DATA FOR THE TASK =>
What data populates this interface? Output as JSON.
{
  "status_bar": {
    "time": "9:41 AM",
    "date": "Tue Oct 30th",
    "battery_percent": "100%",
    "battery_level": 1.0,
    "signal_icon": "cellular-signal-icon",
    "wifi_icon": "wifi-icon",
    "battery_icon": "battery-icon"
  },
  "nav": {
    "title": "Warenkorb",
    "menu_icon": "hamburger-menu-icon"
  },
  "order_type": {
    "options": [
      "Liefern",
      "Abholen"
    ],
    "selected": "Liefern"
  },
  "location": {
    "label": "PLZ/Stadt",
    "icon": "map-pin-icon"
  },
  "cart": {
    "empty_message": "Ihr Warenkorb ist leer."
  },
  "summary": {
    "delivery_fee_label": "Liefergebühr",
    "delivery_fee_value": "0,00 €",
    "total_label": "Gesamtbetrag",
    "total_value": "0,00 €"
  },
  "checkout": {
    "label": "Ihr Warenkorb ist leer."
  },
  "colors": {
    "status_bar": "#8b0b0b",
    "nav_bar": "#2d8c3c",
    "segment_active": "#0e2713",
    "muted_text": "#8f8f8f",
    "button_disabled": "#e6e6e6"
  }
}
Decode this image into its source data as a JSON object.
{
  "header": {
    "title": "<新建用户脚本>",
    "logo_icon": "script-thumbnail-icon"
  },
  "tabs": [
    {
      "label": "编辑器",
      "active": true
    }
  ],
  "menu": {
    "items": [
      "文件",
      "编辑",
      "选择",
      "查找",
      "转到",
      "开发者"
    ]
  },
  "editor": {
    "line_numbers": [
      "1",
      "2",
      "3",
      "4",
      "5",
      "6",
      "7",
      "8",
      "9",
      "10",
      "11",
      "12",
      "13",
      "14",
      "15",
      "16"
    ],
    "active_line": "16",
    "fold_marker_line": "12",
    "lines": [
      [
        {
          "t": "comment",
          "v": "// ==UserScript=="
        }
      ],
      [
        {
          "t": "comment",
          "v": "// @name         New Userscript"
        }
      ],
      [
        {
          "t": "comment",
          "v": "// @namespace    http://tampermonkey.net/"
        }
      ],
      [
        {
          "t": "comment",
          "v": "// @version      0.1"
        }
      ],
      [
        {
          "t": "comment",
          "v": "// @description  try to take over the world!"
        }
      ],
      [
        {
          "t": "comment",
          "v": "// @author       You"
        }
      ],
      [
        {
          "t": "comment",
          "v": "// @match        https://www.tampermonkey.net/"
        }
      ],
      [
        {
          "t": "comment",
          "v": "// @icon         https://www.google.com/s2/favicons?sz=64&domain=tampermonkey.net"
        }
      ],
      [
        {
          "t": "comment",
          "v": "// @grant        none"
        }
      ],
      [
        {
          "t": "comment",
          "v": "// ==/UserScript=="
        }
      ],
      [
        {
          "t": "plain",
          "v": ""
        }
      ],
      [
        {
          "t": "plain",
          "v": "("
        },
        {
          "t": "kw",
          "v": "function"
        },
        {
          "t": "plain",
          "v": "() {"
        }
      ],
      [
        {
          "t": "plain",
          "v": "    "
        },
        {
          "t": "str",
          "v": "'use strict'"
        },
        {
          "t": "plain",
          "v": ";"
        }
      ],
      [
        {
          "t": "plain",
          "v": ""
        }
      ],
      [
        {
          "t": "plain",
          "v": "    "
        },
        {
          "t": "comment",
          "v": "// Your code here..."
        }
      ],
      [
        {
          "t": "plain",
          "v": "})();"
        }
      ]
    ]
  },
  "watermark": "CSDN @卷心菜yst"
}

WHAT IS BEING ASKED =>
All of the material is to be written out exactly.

ANSWER =>
What data populates this interface? Output as JSON.
{
  "status_bar": {
    "time": "9:41 AM",
    "date": "Tue Oct 30th",
    "battery_percent": "100%",
    "battery_level": 1.0,
    "signal_icon": "cellular-signal-icon",
    "wifi_icon": "wifi-icon",
    "battery_icon": "battery-icon"
  },
  "nav": {
    "title": "Warenkorb",
    "menu_icon": "hamburger-menu-icon"
  },
  "order_type": {
    "options": [
      "Liefern",
      "Abholen"
    ],
    "selected": "Liefern"
  },
  "location": {
    "label": "PLZ/Stadt",
    "icon": "map-pin-icon"
  },
  "cart": {
    "empty_message": "Ihr Warenkorb ist leer."
  },
  "summary": {
    "delivery_fee_label": "Liefergebühr",
    "delivery_fee_value": "0,00 €",
    "total_label": "Gesamtbetrag",
    "total_value": "0,00 €"
  },
  "checkout": {
    "label": "Ihr Warenkorb ist leer."
  },
  "colors": {
    "status_bar": "#8b0b0b",
    "nav_bar": "#2d8c3c",
    "segment_active": "#0e2713",
    "muted_text": "#8f8f8f",
    "button_disabled": "#e6e6e6"
  }
}
Decode this image into its source data as a JSON object.
{
  "header": {
    "title": "<新建用户脚本>",
    "logo_icon": "script-thumbnail-icon"
  },
  "tabs": [
    {
      "label": "编辑器",
      "active": true
    }
  ],
  "menu": {
    "items": [
      "文件",
      "编辑",
      "选择",
      "查找",
      "转到",
      "开发者"
    ]
  },
  "editor": {
    "line_numbers": [
      "1",
      "2",
      "3",
      "4",
      "5",
      "6",
      "7",
      "8",
      "9",
      "10",
      "11",
      "12",
      "13",
      "14",
      "15",
      "16"
    ],
    "active_line": "16",
    "fold_marker_line": "12",
    "lines": [
      [
        {
          "t": "comment",
          "v": "// ==UserScript=="
        }
      ],
      [
        {
          "t": "comment",
          "v": "// @name         New Userscript"
        }
      ],
      [
        {
          "t": "comment",
          "v": "// @namespace    http://tampermonkey.net/"
        }
      ],
      [
        {
          "t": "comment",
          "v": "// @version      0.1"
        }
      ],
      [
        {
          "t": "comment",
          "v": "// @description  try to take over the world!"
        }
      ],
      [
        {
          "t": "comment",
          "v": "// @author       You"
        }
      ],
      [
        {
          "t": "comment",
          "v": "// @match        https://www.tampermonkey.net/"
        }
      ],
      [
        {
          "t": "comment",
          "v": "// @icon         https://www.google.com/s2/favicons?sz=64&domain=tampermonkey.net"
        }
      ],
      [
        {
          "t": "comment",
          "v": "// @grant        none"
        }
      ],
      [
        {
          "t": "comment",
          "v": "// ==/UserScript=="
        }
      ],
      [
        {
          "t": "plain",
          "v": ""
        }
      ],
      [
        {
          "t": "plain",
          "v": "("
        },
        {
          "t": "kw",
          "v": "function"
        },
        {
          "t": "plain",
          "v": "() {"
        }
      ],
      [
        {
          "t": "plain",
          "v": "    "
        },
        {
          "t": "str",
          "v": "'use strict'"
        },
        {
          "t": "plain",
          "v": ";"
        }
      ],
      [
        {
          "t": "plain",
          "v": ""
        }
      ],
      [
        {
          "t": "plain",
          "v": "    "
        },
        {
          "t": "comment",
          "v": "// Your code here..."
        }
      ],
      [
        {
          "t": "plain",
          "v": "})();"
        }
      ]
    ]
  },
  "watermark": "CSDN @卷心菜yst"
}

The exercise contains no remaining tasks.